Technology has revolved process of data collection and data analysis. The data is then used for financial, administration and planning purposes. The ICT infrastructure of The Children Aid Society is limited thus obstructing effective and efficient utilization of electronic data. The human resource is not equipped with up-to-date technological skills. The society therefore needs to revamp its information; communication and Technology department to ensure better service deliver for children.
Transition of children and young people under care requires a lot of input from the social worker. Under Canadian law, they are supposed to be discharged from care upon attaining the age of 20 years. Children rights activists are calling for an extension of this age limit to enable young people acquire independent skills and gradually adapt to the new settings. This will result to an increase in education levels and salaries earned upon employment.
As such, social workers are a great asset to every social work organization and must be highly motivated in order to help the organization in realizing its objectives and missions. A solid code of ethics ensures that social workers act in a professional way in their interactions with clients. Internal social workers are generally more committed to the organization than external social workers are. For delivery of better results, The Children Aid Society has to have policies that promote the interest of every stakeholder involved in child welfare. The Children Aid Society of Toronto has done recommendable work but it must put in place measures to ensure that it can cope with new and emerging needs at all times even during times of emergency.
Finkel, Alvin. Social Policy and Practice in Canada: A History. Waterloo: Wilfrid Laurier University Press, 2006. Print.
Foundation Children’s Aid Society. A Legacy of Caring: A History of the Children’s Aid Society of Toronto. Toronto: Dundurn Press, 2009. Print.
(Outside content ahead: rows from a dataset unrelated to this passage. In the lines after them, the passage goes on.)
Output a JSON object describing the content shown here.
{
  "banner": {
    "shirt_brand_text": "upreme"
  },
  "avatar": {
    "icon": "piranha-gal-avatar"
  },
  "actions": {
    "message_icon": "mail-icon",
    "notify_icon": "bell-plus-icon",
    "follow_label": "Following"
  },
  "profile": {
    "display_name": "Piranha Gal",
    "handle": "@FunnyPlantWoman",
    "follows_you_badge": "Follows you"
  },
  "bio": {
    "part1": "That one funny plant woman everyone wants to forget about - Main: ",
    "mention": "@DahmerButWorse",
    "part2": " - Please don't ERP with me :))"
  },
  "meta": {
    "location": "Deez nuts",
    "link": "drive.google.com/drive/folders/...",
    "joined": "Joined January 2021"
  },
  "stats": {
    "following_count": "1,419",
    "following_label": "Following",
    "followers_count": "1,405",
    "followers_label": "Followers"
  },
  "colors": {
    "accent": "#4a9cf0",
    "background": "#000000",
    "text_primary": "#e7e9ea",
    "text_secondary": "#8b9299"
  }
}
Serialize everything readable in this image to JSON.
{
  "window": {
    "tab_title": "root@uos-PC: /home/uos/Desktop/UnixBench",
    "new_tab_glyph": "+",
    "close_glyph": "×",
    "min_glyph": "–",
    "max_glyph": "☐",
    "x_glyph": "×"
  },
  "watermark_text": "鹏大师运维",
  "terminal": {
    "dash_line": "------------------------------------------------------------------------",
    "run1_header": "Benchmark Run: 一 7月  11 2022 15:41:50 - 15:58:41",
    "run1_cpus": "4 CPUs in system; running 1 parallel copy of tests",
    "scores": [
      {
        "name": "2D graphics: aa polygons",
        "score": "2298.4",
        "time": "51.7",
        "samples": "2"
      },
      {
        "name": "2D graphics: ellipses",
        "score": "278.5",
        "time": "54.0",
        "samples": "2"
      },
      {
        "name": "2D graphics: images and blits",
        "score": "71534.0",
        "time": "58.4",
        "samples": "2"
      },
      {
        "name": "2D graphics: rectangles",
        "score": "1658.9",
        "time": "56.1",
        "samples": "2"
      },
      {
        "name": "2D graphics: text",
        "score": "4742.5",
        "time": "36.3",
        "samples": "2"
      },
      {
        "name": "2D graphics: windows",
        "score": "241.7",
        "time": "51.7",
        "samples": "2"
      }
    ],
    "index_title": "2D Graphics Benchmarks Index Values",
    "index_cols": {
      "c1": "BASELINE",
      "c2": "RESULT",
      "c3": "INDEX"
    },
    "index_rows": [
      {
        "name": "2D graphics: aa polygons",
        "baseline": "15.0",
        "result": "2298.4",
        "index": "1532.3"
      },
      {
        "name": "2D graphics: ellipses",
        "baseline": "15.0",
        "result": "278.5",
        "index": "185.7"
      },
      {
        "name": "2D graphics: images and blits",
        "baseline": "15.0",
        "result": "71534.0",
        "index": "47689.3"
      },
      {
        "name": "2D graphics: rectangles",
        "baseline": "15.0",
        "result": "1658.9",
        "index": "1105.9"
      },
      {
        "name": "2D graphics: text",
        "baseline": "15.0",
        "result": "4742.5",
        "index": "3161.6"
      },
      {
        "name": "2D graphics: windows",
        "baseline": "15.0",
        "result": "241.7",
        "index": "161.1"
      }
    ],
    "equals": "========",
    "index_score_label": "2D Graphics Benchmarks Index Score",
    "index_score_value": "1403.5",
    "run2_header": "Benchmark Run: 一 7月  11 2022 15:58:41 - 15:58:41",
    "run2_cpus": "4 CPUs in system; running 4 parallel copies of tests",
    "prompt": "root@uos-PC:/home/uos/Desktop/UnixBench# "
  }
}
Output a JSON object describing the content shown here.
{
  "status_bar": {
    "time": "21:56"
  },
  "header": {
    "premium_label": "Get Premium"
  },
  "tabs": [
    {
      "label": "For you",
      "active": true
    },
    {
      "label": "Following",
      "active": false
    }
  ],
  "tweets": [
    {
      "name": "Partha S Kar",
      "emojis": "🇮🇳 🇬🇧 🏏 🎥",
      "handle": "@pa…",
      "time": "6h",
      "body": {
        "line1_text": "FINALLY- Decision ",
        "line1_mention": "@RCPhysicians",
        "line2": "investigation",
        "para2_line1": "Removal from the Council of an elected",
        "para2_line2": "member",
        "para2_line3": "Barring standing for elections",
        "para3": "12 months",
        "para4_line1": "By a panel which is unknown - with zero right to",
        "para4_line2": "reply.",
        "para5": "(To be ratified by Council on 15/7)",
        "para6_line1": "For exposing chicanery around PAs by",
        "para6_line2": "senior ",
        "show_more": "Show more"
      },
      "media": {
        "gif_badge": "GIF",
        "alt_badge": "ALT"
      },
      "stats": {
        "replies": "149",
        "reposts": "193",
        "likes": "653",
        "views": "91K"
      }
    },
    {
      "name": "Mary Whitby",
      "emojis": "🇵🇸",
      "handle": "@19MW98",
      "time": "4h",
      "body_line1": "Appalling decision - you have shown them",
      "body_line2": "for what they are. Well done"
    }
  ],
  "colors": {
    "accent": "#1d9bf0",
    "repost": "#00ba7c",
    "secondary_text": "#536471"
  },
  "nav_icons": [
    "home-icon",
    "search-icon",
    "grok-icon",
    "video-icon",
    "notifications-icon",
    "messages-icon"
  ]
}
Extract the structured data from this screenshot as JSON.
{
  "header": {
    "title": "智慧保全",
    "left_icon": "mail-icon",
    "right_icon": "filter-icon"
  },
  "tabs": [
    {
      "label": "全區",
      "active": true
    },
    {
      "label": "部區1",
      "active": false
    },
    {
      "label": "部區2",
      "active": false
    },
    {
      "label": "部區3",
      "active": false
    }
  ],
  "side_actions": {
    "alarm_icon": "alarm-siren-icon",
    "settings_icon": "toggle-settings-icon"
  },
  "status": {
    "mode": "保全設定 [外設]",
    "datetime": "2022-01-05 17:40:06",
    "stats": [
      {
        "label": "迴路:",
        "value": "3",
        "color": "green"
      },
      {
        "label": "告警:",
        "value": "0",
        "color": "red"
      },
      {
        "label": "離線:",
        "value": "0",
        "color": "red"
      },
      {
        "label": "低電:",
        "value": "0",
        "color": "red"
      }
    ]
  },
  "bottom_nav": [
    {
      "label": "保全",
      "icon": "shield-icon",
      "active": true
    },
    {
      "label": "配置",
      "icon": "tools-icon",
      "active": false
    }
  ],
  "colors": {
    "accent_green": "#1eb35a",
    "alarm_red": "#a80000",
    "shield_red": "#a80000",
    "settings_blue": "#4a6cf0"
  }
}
Gail, Aitken, and D. Berkley. A Legacy of Caring: A History of the Children’s Aid Society of Toronto. Toronto: Dundurn Press, 2002. Print.
Kelso, Jack. Social Laws of Canada and Ontario: Summarized for the Use of Children’s Aid Societies and Social Workers. Toronto: Dundurn, 2008. Print.
Neff, Charlotte. “The Children’s Friend Society in Upper Canada, 1833-1837.” Journal of Family History 3.1 (2007): 234-258. Print.
Smith, George. Investing in Children: A Framework for Action. Ottawa: Child Welfare League of Canada, 1997. Print.
Strong, Boag, and V. Jim. Fostering Nation: Canada Confronts Its History of Childhood Disadvantage. Waterloo, ON: Wilfred Laurier University Press, 2011. Print.
Turner, Francis, and J. Turner. Canadian Social Welfare. Toronto: Allyn and Bacon, 2009. Print.